- [Work required]:
Each line of the records below that holds "daniel" should be copied out.

- [Available records]:
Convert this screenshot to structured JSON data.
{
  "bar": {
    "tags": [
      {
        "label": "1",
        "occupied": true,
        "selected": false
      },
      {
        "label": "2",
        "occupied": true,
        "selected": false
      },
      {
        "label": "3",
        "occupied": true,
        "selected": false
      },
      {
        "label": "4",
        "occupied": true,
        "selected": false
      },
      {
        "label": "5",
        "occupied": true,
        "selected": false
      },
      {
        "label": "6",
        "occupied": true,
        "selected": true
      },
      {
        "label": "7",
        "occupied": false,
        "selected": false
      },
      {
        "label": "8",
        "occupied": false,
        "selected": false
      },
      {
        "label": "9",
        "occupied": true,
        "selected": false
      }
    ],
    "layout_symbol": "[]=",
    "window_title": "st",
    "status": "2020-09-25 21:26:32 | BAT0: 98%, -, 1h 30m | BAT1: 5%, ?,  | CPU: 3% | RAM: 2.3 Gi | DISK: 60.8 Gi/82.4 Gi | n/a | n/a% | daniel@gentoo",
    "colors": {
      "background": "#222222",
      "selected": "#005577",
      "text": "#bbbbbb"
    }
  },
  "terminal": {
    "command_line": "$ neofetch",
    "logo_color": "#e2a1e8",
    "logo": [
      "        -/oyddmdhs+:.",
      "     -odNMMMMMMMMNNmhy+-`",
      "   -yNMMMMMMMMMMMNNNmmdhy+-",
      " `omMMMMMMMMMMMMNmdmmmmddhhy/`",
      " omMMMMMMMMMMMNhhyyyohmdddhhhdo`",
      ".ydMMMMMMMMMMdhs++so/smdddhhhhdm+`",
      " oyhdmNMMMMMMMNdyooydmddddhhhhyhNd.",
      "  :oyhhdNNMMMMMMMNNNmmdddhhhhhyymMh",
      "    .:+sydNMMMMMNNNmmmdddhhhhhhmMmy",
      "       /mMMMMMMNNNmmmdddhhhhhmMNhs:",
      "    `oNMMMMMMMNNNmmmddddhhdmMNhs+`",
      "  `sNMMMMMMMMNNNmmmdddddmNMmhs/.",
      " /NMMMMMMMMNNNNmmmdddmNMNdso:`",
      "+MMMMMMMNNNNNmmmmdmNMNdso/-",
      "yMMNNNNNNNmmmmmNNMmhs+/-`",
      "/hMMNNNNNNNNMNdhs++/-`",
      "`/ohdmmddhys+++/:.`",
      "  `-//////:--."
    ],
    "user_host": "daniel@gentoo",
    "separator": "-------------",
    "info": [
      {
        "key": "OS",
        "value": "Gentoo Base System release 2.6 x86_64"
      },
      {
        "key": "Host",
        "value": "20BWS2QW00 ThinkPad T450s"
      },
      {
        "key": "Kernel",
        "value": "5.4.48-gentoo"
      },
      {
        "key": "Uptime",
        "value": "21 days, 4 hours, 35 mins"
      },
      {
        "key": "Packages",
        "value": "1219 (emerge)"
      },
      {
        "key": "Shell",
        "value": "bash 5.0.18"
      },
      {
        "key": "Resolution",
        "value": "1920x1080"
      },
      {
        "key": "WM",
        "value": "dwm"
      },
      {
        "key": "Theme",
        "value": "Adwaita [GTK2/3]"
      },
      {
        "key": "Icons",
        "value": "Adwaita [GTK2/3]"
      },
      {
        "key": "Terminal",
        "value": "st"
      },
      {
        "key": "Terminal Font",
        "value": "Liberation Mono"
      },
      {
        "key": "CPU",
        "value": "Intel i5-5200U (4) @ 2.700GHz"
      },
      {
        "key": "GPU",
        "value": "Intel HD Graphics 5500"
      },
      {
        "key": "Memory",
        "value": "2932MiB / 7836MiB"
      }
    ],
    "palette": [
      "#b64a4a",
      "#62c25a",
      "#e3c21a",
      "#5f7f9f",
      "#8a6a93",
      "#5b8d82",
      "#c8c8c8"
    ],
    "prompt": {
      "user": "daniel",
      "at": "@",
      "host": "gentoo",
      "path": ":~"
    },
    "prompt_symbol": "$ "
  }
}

- [Answer box]:
    "status": "2020-09-25 21:26:32 | BAT0: 98%, -, 1h 30m | BAT1: 5%, ?,  | CPU: 3% | RAM: 2.3 Gi | DISK: 60.8 Gi/82.4 Gi | n/a | n/a% | daniel@gentoo",
    "user_host": "daniel@gentoo",
      "user": "daniel",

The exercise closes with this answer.